By Kwok Pui Lan
After months of anticipation, members of the China Study Seminar of the Episcopal Divinity School gathered at 6 a.m. on Friday at Logan airport in Boston to begin our very long trip to China. The group consists of twelve students, four faculty, and two staff. We have studied the history, culture, and religions of China as well the development of the Christianity in the turbulent years of Chinese modern history in preparation for the trip.
|China Study Seminar Begins their Journey|
I had brought along a book to read for the long flight across the Pacific: Culture and Historyin Postrevolutionary China by Arif Dirlik. Turkish by background, Professor Dirlik is one of the most astute observers of modern Chinese history and its relation to the global world. He was for many years a professor at Duke University before accepting the assignment to become a distinguished professor at the Chinese University of Hong Kong.
The book was very appropriate for the trip because it consists of lectures he has delivered in the fall of 2010 at the Academy of National Learning (Guoxue yuan) of Tsinghua University in Beijing.
Using China as a case in point, the book discusses the complex relations between tradition and modernity, the role of culture in global capitalism, and the rise of China and its potential impact on global culture. Many scholars have pointed out we have to think beyond a notion modernity defined by Europe and North America and put forth the proposal of “multiple modernities” or “alternative modernities.” This raises the question of how modernity is defined and by whom? But the more important question is how to understand past traditions in China in the process of China’s modernization in the age of global capitalism.
Is there an East Asian way to modernization? What does it mean when the Chinese leaders say they want to pursue economic development with Chinese characteristics? Why is there a revival of interest in Confucianism, and a huge bronze statue of Confucius was placed at Tiananmen Square, albeit briefly? Confucianism was accused of holding China backward and “traditional” by the iconoclasts of the New Culture Movement in the 1920s and by the Maoists during the Cultural Revolution (1966-76). Yet what was once considered a cultural impediment is now considered a source of national pride, and a contributive force in the Chinese road to capitalism!

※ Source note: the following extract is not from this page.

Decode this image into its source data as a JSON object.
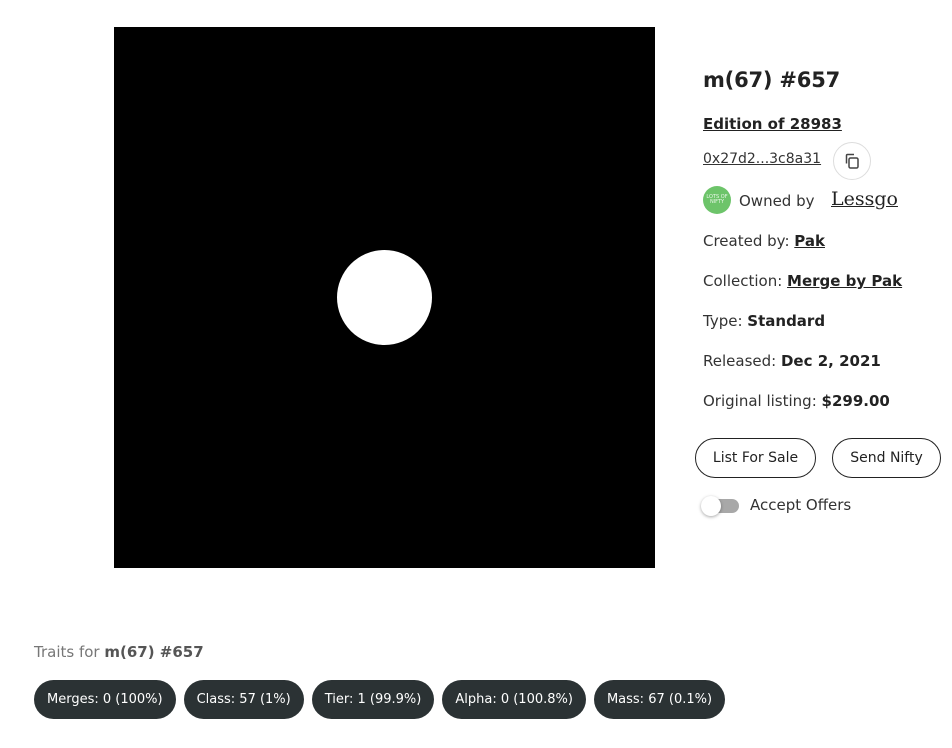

As someone who has studied postcolonialism for some time, I was struck to read Dirlik’s statement: “The Confucian revival since the 1980s is best viewed a manifestation of Eastern Asia of a global postcolonial discourse.” While the cultural past is revived and rehabitated, it has also been reconfigured under global capitalism, as Dirlik points out. Chinese intellectuals have been preoccupied with the complexities of reimaging Chinese culture and history in the global world since China adopted the open-door policy in the late 1970s.
There is no better place to observe the juxtaposition of the “traditional” and the “modern” than Shanghai—the most cosmopolitan city in China. It is also a city with deep ties to Episcopal mission. The famous St. John’s University in the outskirt of the city was established by Bishop Samuel Joseph Schereschewsky, who also translated the Bible and the Book of Common Prayer into the Chinese language.
In Shanghai, we will have the opportunities of worshipping at Shanghai Community Church and meeting with the Rev. Cao Shengjie, former Chairperson of the China Christian Council. Rev. Cao is a proud graduate of St. John’s and has spoken at the General Convention of the Episcopal Church when Presiding Bishop Katherine Jefferts Schori was elected.
We will also have conversations with scholars in religious studies to understand how religion is understood in a socialist country and the growth of religious studies in the past 30 years. On our last day in Shanghai, we will visit East China Theological Seminary to meet faculty and students and share a meal together.
We are very grateful to our Chinese colleagues for their generosity in hosting us and arranging for such wonderful learning opportunities for us. In April a delegation of theological educators and church representatives from China went to San Francisco, New York, and Toronto to visit seminaries and have dialogue with their American counterparts. I have helped hosting them when they were in New York. I am glad to have the opportunity of leading this seminar with Professor Patrick S. Cheng to visit our Chinese colleagues and to know how they are preparing women and men for ministry in their rapidly changing society.